Dallas reporter Mike Castellucci has been shooting stories on his iPhone for a while now, and said he wanted to try something bigger. He shot the first few minutes of the special on his own time and got a thumbs up from management. Phoning It In, shot entirely on an iPhone 5 (and edited in Final Cut), aired on WFAA last month.
Castellucci told me the experience was challenging, surprising and fun. He already knew what gadgets he’d need: a tripod adapter, a suction cup, an audio adapter for a standard XLR mic input, and an Olloclip wide-angle lens, which he says he used for about 90% of the shots in the program. Castellucci also knew he couldn’t zoom with the phone. “I had to get close, and I had to plan well.”
But shooting with a phone has its advantages, too. “It was freeing for people, not intimidating,” he said. The results bear him out.
If you watch the whole show, you can’t miss Castellucci’s references to the way TV news is typically shot. “What do you mean, you don’t need me?” asks WFAA photojournalist Mike Muller at the start. Midway through, Castellucci describes himself as being at a crossroad, “at the corner of creating a television special using only my phone and keeping professional camera people as friends.”
The program did start a conversation among photojournalists, some of whom saw it as the end of the world as they know it. “We’re doomed,” one TV photographer posted in a Facebook discussion. “This is a reason to start going to night school to learn a new profession,” said another. “I can already hear management salivating at the chance to save money.”
That wasn’t a universal reaction, however. Several photojournalists complimented Castellucci’s creativity. Others said they planned to try shooting with their mobile phones.
WFAA executive news director Carolyn Mungo says using an iPhone is Castellucci’s “art,” and she’s proud to have him as part of the team. “I believe a successful newsroom is comprised of a staff with multiple skill sets and different kinds of talents,” she says. “Depending on the story, it’s a two person shoot, a one person shoot, an iPhone report, or two still photos and a tweet. It depends on the story.”

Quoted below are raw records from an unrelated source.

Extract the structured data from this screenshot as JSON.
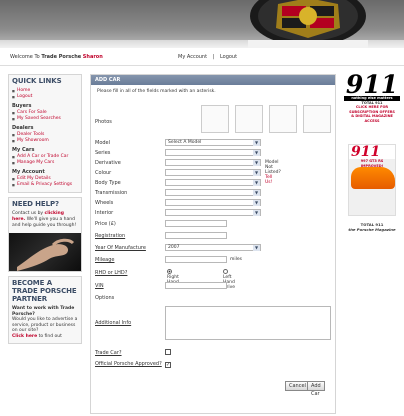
{
  "header": {
    "welcome_prefix": "Welcome To",
    "brand": "Trade Porsche",
    "username": "Sharon",
    "my_account": "My Account",
    "separator": "|",
    "logout": "Logout"
  },
  "sidebar": {
    "quick_links_title": "QUICK LINKS",
    "quick": [
      "Home",
      "Logout"
    ],
    "buyers_title": "Buyers",
    "buyers": [
      "Cars For Sale",
      "My Saved Searches"
    ],
    "dealers_title": "Dealers",
    "dealers": [
      "Dealer Tools",
      "My Showroom"
    ],
    "mycars_title": "My Cars",
    "mycars": [
      "Add A Car or Trade Car",
      "Manage My Cars"
    ],
    "account_title": "My Account",
    "account": [
      "Edit My Details",
      "Email & Privacy Settings"
    ],
    "help_title": "NEED HELP?",
    "help_text_1": "Contact us by",
    "help_link": "clicking here.",
    "help_text_2": "We'll give you a hand and help guide you through!",
    "partner_title": "BECOME A TRADE PORSCHE PARTNER",
    "partner_q": "Want to work with Trade Porsche?",
    "partner_text": "Would you like to advertise a service, product or business on our site?",
    "partner_link": "Click here",
    "partner_tail": "to find out"
  },
  "form": {
    "title": "ADD CAR",
    "intro": "Please fill in all of the fields marked with an asterisk.",
    "photos_label": "Photos",
    "model_label": "Model",
    "model_value": "Select A Model",
    "series_label": "Series",
    "derivative_label": "Derivative",
    "model_not_listed": "Model Not Listed?",
    "tell_us": "Tell Us!",
    "colour_label": "Colour",
    "body_label": "Body Type",
    "transmission_label": "Transmission",
    "wheels_label": "Wheels",
    "interior_label": "Interior",
    "price_label": "Price (£)",
    "registration_label": "Registration",
    "year_label": "Year Of Manufacture",
    "year_value": "2007",
    "mileage_label": "Mileage",
    "miles_unit": "miles",
    "rhd_label": "RHD or LHD?",
    "rhd_option": "Right Hand Drive",
    "lhd_option": "Left Hand Drive",
    "vin_label": "VIN",
    "options_label": "Options",
    "additional_label": "Additional Info",
    "trade_label": "Trade Car?",
    "official_label": "Official Porsche Approved?",
    "official_check": "✓",
    "cancel": "Cancel",
    "add_car": "Add Car"
  },
  "ad": {
    "masthead": "911",
    "tagline": "nothing else matters",
    "line1": "TOTAL 911",
    "line2": "CLICK HERE FOR",
    "line3": "SUBSCRIPTION OFFERS",
    "line4": "& DIGITAL MAGAZINE",
    "line5": "ACCESS",
    "mag_title": "911",
    "mag_strap": "997 GT3 RS IMPROVED!",
    "caption1": "TOTAL 911",
    "caption2": "the Porsche Magazine"
  },
  "colors": {
    "accent": "#c0002a",
    "header_bar": "#6a7d99"
  }
}
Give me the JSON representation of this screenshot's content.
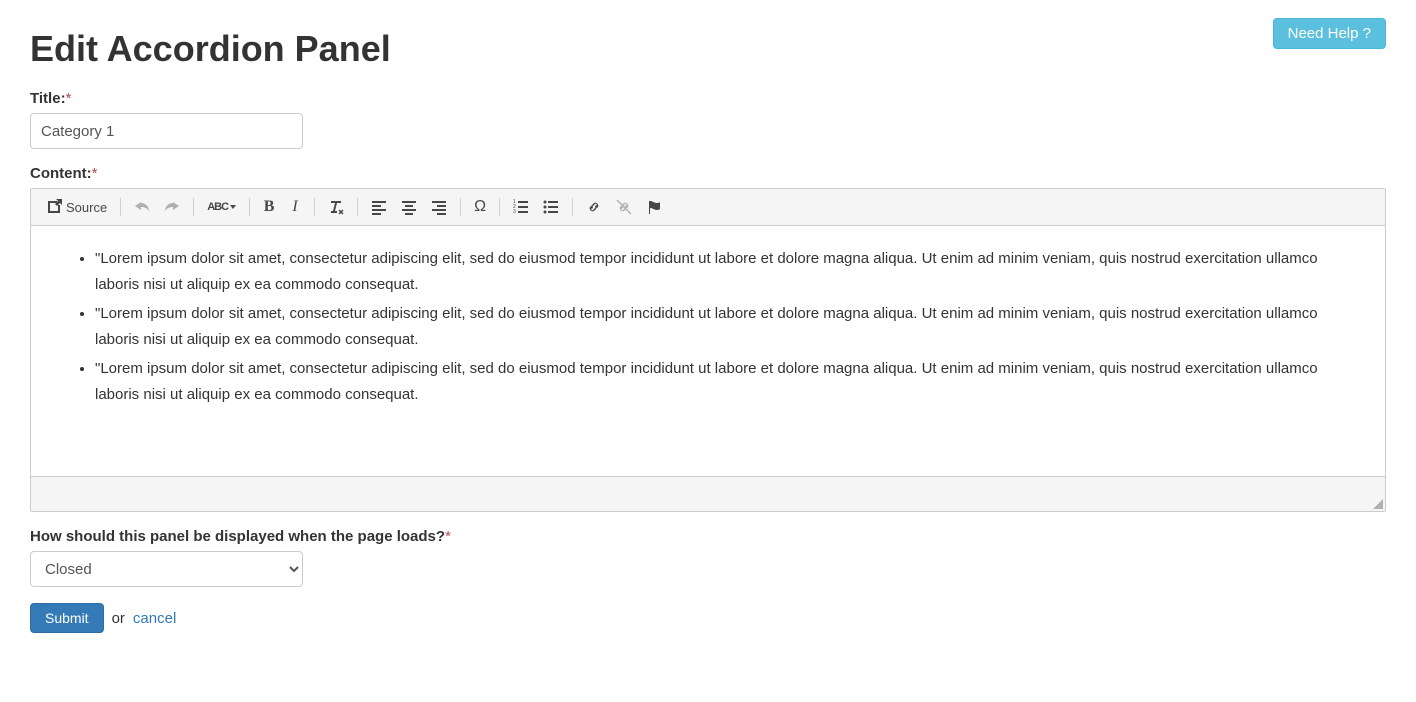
{
  "header": {
    "title": "Edit Accordion Panel",
    "help_label": "Need Help ?"
  },
  "fields": {
    "title_label": "Title:",
    "title_value": "Category 1",
    "content_label": "Content:",
    "display_label": "How should this panel be displayed when the page loads?",
    "display_value": "Closed"
  },
  "toolbar": {
    "source_label": "Source"
  },
  "content_items": [
    "\"Lorem ipsum dolor sit amet, consectetur adipiscing elit, sed do eiusmod tempor incididunt ut labore et dolore magna aliqua. Ut enim ad minim veniam, quis nostrud exercitation ullamco laboris nisi ut aliquip ex ea commodo consequat.",
    "\"Lorem ipsum dolor sit amet, consectetur adipiscing elit, sed do eiusmod tempor incididunt ut labore et dolore magna aliqua. Ut enim ad minim veniam, quis nostrud exercitation ullamco laboris nisi ut aliquip ex ea commodo consequat.",
    "\"Lorem ipsum dolor sit amet, consectetur adipiscing elit, sed do eiusmod tempor incididunt ut labore et dolore magna aliqua. Ut enim ad minim veniam, quis nostrud exercitation ullamco laboris nisi ut aliquip ex ea commodo consequat."
  ],
  "actions": {
    "submit_label": "Submit",
    "or_text": "or",
    "cancel_label": "cancel"
  },
  "required_marker": "*"
}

The iPhone is “just a tool,” Castellucci says, “maybe for one or two people in a newsroom who want a creative outlet.” What’s most important, as he says at the end of the program, is that “technology will always change. Storytelling will never change.”